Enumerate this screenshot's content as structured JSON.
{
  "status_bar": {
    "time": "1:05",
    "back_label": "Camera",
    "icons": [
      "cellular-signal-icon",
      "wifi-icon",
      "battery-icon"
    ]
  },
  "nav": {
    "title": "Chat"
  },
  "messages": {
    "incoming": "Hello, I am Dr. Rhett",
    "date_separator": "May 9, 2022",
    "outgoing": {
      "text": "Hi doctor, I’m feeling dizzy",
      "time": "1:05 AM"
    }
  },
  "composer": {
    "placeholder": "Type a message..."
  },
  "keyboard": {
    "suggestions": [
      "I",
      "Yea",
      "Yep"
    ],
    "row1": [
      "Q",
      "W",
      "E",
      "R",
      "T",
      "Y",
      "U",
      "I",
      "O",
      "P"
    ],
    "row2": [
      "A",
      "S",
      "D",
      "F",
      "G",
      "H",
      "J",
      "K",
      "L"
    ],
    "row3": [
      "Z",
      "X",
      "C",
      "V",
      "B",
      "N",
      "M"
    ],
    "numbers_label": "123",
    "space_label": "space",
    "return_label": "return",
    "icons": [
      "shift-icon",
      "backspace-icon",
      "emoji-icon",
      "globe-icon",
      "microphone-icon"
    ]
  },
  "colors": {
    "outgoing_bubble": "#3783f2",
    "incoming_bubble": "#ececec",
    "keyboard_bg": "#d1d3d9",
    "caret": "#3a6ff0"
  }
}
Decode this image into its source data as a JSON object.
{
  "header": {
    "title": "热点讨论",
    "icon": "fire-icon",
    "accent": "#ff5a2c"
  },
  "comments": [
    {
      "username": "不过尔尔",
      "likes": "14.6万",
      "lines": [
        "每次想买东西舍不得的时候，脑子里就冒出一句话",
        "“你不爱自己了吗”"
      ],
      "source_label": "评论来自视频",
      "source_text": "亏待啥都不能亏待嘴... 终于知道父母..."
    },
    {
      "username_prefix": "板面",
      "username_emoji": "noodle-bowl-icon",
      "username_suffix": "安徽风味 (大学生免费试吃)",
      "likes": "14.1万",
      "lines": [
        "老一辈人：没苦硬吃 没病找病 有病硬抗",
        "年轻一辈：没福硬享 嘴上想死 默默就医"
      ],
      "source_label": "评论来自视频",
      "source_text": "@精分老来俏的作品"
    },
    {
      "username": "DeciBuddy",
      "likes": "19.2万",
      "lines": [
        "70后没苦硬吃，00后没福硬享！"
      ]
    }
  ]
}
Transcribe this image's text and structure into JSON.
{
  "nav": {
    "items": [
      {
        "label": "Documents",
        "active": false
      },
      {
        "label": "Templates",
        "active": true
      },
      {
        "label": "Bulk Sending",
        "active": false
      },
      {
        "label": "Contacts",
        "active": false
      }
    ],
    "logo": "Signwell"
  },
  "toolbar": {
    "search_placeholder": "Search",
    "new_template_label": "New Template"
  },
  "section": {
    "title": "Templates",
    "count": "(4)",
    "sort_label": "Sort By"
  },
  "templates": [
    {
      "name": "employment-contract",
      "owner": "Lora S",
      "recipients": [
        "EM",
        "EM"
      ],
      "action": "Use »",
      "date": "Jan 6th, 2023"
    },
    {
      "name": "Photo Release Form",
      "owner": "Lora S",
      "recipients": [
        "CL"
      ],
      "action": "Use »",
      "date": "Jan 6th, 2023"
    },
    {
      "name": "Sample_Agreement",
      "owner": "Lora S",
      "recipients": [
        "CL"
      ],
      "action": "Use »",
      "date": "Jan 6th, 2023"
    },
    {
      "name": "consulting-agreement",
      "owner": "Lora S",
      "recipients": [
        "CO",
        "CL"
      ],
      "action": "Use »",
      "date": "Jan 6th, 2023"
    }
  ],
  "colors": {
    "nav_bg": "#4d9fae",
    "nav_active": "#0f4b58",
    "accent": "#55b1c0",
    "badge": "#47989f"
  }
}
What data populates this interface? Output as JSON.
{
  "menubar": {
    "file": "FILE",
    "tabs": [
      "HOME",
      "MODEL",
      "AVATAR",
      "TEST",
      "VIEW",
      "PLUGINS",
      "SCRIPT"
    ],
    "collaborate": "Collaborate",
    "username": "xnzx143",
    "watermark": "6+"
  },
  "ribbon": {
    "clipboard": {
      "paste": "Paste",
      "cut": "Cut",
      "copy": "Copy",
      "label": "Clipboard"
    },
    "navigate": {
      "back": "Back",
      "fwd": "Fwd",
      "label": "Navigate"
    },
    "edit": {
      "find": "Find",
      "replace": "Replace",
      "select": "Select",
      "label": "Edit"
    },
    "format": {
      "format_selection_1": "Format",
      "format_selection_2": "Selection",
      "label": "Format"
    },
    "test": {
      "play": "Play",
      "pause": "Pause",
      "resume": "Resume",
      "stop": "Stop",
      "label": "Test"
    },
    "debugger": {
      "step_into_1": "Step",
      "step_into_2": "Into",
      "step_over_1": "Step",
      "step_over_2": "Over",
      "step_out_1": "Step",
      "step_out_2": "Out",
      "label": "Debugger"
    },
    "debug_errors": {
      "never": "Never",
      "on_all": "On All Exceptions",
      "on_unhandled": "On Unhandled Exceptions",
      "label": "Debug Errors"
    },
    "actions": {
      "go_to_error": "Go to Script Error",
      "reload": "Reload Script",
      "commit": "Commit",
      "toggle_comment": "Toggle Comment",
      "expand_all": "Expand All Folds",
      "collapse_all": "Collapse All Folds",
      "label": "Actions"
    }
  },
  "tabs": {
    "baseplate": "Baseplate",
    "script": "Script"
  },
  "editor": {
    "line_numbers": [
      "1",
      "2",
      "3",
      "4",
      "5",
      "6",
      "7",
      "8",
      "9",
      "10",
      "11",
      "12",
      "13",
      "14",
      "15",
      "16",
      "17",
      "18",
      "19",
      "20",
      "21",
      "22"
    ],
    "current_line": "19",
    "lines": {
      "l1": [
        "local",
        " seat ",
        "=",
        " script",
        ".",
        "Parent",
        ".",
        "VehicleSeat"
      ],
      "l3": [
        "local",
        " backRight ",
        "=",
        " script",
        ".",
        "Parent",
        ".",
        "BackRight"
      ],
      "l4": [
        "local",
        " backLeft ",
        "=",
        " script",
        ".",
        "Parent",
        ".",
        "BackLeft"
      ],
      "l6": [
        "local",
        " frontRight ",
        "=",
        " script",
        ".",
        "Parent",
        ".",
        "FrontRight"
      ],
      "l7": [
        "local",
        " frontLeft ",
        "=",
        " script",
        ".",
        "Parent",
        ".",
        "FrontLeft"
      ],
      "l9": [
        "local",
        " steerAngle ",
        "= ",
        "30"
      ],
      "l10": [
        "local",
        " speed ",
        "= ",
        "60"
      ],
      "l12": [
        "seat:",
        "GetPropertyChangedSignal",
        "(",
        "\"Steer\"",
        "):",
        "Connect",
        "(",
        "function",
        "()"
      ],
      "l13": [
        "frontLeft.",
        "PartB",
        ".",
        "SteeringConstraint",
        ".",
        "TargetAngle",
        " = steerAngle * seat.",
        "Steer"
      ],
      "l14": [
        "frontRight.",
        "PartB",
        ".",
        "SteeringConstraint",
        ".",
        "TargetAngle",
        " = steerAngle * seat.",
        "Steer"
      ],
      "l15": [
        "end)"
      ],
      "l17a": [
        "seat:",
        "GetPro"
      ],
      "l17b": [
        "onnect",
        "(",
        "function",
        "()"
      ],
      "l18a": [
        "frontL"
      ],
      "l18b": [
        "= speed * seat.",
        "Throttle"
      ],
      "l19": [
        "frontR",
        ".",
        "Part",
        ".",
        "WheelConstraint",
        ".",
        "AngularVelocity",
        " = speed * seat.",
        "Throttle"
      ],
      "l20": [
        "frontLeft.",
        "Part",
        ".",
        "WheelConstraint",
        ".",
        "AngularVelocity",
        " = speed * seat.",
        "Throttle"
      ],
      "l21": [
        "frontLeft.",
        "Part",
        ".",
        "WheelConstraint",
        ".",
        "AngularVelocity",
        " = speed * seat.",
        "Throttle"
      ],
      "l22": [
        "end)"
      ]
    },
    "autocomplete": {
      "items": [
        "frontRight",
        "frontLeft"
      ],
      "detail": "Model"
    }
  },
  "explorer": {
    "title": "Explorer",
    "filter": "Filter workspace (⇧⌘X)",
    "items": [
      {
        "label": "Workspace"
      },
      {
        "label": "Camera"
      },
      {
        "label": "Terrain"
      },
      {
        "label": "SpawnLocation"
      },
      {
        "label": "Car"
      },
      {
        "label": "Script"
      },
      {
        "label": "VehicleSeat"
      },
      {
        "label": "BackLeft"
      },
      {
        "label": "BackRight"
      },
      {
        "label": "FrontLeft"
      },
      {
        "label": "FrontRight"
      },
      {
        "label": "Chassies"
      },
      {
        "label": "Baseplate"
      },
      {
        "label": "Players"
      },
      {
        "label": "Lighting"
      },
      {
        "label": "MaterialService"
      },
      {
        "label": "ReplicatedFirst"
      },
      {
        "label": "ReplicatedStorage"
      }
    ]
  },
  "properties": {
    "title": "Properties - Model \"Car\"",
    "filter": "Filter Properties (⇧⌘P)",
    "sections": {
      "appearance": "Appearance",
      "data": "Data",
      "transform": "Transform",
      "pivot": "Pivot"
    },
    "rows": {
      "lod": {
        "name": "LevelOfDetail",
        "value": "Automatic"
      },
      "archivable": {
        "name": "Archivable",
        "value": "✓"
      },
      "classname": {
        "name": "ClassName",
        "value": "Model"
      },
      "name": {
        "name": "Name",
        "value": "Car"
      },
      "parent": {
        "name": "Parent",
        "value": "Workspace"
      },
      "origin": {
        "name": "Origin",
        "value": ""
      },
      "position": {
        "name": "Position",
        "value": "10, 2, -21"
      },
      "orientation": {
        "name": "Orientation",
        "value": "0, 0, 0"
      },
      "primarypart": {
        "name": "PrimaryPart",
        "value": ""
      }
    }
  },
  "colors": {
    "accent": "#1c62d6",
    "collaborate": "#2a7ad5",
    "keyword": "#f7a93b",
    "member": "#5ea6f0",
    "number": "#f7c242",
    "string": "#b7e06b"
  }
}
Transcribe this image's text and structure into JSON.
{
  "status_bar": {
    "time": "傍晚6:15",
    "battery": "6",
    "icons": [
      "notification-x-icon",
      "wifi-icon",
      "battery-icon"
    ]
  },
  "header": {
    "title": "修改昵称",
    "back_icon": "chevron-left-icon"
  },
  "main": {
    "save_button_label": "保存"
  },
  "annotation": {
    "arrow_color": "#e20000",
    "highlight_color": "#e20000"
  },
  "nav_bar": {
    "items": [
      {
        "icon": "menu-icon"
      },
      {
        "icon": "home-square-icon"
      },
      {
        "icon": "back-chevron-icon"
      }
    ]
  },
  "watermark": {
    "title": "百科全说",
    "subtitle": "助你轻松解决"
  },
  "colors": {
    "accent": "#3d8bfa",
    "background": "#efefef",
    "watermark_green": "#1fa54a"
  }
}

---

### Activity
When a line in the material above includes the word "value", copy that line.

### Your response
        "value": "Automatic"
        "value": "✓"
        "value": "Model"
        "value": "Car"
        "value": "Workspace"
        "value": ""
        "value": "10, 2, -21"
        "value": "0, 0, 0"
        "value": ""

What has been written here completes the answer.